In the quest for top yields, several variables come into play.
"In many test plots, we've just pushed populations higher to see what the outcome is,” Ferrie says. "Not only do some hybrids flatline, they go backward.”
For three years, the Farm Journal Test Plots team studied hybrid response to nitrogen (N) stress with various timed applications. Working with AgriGold Hybrids, we were able to confirm their recommendations for N timing according to hybrid family.
In 2009, we continued our work with AgriGold and launched a new plot to learn more about stress on corn plants categorized by ear type.
"We look at their pedigrees and study parent lines in and out of the field to know as much as we can about a hybrid's genetic characteristics,” says Mike Kavanaugh, AgriGold agronomy manager.
Ear types.
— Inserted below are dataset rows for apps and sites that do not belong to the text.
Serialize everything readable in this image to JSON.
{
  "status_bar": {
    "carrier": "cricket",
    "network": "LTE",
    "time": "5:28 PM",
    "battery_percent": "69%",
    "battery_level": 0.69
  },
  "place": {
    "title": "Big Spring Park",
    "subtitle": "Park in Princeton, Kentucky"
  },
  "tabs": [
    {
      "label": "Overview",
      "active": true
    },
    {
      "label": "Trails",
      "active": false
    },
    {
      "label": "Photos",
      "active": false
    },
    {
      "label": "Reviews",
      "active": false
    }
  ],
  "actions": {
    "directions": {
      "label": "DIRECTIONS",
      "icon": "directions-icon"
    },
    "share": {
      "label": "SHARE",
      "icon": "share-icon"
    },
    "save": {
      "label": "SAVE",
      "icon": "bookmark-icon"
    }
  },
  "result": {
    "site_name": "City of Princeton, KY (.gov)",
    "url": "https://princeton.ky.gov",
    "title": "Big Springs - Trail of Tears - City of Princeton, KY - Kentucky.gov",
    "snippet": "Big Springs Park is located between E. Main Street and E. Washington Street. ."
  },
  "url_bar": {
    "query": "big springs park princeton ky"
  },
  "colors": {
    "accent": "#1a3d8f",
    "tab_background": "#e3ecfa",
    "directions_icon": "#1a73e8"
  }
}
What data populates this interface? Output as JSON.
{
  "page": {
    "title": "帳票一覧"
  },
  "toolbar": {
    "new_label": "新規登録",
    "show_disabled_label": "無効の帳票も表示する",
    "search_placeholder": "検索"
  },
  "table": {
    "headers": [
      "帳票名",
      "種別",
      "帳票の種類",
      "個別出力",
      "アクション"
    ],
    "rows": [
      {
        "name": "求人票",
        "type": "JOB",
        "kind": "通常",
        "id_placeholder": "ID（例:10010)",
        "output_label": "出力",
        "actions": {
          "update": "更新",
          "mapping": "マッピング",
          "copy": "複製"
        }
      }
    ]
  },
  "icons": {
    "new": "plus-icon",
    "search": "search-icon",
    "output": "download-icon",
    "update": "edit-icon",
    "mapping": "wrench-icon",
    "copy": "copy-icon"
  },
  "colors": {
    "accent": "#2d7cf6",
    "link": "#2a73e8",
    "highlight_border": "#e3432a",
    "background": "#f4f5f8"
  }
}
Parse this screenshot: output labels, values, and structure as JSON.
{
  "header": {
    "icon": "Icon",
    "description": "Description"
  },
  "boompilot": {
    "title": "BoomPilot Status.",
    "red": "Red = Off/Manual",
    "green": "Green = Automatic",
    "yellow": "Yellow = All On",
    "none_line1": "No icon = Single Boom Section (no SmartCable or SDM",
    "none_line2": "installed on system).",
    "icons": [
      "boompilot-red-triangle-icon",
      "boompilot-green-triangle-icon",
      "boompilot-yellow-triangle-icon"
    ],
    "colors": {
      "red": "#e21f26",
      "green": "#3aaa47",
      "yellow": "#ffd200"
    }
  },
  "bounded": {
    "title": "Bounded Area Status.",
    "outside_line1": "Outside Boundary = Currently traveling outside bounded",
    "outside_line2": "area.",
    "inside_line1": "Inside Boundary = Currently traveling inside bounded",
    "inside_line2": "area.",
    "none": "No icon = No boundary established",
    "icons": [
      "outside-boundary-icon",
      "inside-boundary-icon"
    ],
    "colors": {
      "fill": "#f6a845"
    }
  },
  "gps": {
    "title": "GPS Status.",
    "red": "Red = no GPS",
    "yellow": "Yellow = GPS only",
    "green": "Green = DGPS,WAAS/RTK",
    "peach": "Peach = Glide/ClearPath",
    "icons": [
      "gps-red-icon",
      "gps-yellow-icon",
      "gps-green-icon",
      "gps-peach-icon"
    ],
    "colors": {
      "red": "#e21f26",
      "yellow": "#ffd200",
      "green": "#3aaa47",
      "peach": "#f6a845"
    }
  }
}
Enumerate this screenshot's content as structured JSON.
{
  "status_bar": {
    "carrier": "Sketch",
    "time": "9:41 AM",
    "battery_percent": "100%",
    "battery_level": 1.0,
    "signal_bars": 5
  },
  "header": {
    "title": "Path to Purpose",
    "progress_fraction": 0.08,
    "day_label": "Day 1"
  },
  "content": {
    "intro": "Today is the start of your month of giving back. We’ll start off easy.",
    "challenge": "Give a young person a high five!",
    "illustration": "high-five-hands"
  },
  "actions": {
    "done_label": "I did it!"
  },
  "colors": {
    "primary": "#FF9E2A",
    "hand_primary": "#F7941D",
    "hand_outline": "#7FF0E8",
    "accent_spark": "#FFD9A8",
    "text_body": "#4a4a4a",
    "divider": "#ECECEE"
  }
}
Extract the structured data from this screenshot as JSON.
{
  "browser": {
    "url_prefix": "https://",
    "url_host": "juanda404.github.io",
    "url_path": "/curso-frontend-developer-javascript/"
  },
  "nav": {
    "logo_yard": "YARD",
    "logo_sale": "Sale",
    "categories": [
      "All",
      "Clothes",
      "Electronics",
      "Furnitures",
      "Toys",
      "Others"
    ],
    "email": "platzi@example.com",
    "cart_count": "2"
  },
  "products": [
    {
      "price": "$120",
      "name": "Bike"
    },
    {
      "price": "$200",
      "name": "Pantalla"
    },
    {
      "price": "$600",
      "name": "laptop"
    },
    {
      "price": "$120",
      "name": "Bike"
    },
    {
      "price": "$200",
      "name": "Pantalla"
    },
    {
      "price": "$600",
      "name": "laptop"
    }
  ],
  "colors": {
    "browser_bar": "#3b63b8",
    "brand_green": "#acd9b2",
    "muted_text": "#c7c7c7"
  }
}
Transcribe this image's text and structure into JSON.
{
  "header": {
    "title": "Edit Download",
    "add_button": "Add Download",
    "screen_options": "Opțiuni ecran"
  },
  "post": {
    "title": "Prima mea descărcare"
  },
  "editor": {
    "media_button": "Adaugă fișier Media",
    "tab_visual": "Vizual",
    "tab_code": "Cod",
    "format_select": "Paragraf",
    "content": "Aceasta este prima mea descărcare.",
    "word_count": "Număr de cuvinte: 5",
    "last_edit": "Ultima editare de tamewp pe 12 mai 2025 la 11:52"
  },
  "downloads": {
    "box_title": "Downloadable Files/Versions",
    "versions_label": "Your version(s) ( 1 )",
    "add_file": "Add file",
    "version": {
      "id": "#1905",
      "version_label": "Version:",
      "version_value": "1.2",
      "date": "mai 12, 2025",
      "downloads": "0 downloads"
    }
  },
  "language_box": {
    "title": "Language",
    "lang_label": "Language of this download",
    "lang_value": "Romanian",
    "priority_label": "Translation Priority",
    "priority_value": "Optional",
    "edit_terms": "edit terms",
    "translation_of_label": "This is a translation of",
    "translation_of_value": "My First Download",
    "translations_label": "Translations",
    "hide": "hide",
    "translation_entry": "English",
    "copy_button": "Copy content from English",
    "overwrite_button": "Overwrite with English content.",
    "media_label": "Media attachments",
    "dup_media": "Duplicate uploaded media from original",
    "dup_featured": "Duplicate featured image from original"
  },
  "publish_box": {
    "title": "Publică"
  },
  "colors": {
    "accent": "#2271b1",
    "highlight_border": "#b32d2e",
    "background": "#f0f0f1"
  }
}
Based on the genetic characteristics, seed companies can place hybrids in one of three categories: those that will flex the most, semi-flex and those that will flex the least.
"Every hybrid flexes, but how they flex varies,” Ferrie says. "Some flex in length, some flex in girth and most just flex in kernel depth so you get a bigger ear with the same amount of kernels.”
One of the factors farmers consider when deciding to replant is ear type.
"Farmers know that if they lose stand, a flex hybrid will fill in those gaps,” Ferrie says. "However, if a fixed ear type loses plant count, it won't be as easy for it to pick up the slack.”
Ferrie has observed that even though a flex ear can maintain its yield despite stand loss, plant stress seems to take a toll on these types of hybrids.
"When we work with population plots and push plant densities from too low to too high, the determinant hybrids climb and top out in yield and then flatten until they go down in yield,”
- Late Spring 2010